The Basics of Poker


Poker is a card game that involves betting between two or more players. The game’s objective is to form a hand based on the cards that you have and then claim the pot at the end of each betting interval. There are several types of poker, and each one has different rules and strategies. The game typically involves two to seven players, and each player must place chips (representing money) into the pot according to the rules of the particular variant being played.

In addition to requiring attention to detail and a strong sense of discipline, poker also helps develop patience and focus. It can also be an excellent way to improve social skills, as it requires facing other people and interacting with them. However, it’s important to choose the right game for you and learn the rules before playing. You can practice with a friend or try playing online.

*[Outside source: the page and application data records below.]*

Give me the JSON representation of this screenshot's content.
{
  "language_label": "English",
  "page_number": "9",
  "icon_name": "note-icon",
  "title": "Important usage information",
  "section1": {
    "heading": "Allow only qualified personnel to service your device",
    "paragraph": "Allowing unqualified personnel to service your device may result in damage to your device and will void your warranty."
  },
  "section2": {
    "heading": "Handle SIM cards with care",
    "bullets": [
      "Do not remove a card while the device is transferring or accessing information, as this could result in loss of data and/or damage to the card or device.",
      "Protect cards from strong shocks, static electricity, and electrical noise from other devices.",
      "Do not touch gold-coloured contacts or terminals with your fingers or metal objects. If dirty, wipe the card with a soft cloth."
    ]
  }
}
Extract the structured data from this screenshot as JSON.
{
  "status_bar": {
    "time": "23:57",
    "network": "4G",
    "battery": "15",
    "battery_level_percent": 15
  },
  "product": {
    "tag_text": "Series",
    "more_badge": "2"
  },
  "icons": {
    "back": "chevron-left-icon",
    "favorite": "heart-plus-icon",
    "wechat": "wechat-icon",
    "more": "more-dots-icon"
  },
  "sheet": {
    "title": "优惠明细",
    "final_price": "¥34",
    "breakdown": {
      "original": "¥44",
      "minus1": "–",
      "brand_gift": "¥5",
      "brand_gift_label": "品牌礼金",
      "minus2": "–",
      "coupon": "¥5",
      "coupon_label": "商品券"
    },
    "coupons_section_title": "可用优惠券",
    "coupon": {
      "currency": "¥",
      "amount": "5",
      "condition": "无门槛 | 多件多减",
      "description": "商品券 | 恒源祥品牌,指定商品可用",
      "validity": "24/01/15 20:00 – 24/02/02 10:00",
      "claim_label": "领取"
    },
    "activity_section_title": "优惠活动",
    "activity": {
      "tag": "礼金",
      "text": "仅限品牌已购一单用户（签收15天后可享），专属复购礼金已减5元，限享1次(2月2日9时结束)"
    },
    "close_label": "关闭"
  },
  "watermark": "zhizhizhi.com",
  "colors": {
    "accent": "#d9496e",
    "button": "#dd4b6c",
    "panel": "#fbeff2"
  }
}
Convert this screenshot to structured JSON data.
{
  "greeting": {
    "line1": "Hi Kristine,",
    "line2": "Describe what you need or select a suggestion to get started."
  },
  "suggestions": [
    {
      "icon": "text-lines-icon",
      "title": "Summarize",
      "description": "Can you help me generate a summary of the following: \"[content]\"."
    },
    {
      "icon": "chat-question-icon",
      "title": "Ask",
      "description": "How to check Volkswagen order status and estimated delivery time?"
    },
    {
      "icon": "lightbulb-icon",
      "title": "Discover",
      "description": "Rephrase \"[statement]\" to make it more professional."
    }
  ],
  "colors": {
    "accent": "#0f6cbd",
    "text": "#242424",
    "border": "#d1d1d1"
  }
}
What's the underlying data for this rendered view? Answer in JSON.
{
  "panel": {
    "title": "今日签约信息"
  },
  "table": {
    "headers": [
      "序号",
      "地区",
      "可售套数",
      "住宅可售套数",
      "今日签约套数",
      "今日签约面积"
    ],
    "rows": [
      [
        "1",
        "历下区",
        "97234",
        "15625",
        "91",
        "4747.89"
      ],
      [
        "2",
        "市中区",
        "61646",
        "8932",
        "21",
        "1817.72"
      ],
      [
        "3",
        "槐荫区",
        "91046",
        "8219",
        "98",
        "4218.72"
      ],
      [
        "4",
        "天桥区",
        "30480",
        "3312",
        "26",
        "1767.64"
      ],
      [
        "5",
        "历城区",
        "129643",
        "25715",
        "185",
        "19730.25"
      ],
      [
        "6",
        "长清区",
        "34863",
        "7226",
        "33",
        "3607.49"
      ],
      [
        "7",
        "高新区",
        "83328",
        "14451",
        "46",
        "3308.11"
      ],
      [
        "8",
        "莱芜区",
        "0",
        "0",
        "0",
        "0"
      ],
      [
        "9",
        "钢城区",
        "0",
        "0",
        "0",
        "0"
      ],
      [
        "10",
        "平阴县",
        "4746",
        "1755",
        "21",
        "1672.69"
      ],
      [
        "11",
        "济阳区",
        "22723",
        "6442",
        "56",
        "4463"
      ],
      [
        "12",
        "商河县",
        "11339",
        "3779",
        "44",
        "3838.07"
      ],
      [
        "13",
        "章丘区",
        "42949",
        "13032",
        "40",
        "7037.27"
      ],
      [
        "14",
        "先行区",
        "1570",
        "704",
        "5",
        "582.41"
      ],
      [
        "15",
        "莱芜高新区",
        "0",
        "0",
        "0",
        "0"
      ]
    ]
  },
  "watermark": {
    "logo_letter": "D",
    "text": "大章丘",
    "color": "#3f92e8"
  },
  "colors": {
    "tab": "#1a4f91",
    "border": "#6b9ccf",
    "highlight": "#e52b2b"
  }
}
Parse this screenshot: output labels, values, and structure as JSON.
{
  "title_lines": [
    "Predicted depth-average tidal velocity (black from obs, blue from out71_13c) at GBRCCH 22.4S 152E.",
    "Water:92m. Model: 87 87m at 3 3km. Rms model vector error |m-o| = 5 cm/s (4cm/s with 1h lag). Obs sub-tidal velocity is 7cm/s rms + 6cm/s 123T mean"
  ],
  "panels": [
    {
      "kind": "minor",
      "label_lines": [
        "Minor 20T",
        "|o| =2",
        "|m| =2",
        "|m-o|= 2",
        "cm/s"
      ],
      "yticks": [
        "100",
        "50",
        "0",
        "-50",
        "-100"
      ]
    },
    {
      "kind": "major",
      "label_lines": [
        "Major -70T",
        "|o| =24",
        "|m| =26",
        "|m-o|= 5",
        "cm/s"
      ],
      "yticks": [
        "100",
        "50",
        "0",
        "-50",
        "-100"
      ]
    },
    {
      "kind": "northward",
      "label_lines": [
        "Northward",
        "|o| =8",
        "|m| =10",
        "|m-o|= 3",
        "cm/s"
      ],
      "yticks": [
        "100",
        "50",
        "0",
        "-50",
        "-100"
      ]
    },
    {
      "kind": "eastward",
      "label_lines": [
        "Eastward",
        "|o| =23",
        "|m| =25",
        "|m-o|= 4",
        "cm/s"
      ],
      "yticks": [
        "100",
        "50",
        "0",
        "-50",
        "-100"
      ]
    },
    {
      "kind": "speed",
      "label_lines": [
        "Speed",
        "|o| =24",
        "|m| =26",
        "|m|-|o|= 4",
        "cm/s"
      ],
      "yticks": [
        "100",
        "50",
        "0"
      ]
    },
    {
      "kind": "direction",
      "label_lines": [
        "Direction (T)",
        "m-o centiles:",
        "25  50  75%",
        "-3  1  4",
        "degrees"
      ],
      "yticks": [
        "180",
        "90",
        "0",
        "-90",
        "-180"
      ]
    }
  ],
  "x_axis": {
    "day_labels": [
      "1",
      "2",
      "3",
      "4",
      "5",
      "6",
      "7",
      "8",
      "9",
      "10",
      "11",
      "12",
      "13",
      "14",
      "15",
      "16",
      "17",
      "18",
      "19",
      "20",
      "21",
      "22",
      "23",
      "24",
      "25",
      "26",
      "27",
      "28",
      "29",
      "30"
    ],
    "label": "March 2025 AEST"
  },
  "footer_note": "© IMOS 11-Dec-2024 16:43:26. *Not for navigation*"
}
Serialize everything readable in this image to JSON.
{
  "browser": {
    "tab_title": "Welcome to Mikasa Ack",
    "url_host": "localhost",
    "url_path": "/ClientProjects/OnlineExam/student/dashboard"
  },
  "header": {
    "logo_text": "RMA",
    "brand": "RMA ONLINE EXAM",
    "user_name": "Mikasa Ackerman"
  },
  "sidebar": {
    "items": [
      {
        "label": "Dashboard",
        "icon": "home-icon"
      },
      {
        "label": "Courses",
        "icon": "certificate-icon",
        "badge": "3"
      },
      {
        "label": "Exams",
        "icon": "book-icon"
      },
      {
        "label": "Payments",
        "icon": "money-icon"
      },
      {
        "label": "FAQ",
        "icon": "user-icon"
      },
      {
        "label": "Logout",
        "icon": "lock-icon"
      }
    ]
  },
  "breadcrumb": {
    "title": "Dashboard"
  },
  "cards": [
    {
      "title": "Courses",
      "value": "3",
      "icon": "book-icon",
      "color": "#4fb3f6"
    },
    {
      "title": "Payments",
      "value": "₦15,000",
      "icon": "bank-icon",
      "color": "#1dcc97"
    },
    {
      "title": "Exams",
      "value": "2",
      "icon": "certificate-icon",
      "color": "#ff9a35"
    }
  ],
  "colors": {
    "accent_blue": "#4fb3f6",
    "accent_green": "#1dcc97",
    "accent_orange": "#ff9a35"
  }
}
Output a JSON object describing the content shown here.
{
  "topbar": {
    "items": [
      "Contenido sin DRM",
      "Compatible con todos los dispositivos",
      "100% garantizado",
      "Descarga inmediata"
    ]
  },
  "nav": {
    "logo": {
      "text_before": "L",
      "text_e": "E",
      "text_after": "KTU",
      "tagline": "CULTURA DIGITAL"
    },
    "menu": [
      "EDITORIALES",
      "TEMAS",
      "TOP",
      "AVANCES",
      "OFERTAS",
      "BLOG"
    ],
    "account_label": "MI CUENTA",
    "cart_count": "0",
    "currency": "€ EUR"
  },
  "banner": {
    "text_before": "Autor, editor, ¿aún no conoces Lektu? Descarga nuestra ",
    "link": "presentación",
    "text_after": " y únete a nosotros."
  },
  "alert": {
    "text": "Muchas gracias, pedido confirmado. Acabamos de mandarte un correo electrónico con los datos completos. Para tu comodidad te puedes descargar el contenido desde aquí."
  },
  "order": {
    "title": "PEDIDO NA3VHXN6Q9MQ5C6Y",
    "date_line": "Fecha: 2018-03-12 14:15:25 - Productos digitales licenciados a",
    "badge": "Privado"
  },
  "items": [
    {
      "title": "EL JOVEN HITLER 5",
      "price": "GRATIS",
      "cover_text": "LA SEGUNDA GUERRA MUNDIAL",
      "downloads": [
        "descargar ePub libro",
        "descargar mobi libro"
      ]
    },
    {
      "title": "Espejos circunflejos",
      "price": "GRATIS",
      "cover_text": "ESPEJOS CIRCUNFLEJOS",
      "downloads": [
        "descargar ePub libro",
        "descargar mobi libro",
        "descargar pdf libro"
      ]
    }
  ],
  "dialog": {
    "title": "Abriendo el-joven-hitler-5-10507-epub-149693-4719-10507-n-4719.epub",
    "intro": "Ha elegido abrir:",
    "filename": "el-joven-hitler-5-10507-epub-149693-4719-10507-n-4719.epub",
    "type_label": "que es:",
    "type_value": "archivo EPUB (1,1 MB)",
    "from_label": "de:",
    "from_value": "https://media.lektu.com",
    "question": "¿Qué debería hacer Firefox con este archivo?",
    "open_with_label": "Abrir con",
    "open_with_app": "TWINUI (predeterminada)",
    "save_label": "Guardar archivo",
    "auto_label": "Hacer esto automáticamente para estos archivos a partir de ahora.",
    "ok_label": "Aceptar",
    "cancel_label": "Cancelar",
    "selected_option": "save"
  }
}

A successful poker game is a combination of strategy, psychology, and mathematics. In fact, it’s considered more of a game of skill than any other gambling activity. Although luck plays a role in poker, the majority of a player’s winnings will come from the use of proper strategy.

This makes poker a great test-bed for artificial intelligence research because it’s a complicated decision-making game with imperfect information and deception. It also requires a high degree of mathematical competence, as well as the ability to predict other players’ actions.

The game is played with a standard 52-card English deck. It may or may not include one or more jokers/wild cards, depending on the game. Traditionally, the deck is cut once before each deal and then the cards are arranged face down in a circle around the table. The first player to act places the first bet, called raising. Each subsequent player must raise at least the amount placed by the previous player or fold.

The player with the highest-ranking poker hand at the end of a betting interval claims the pot, which is the total amount of all bets made during that interval. This is achieved by placing a bet that is at least the size of the previous player’s bet, or by bluffing and forcing other players to call your bet. In addition, players can bluff by raising without having a good hand in order to deceive other players into thinking they are holding a weaker hand than they actually are. This technique is referred to as “pot control”.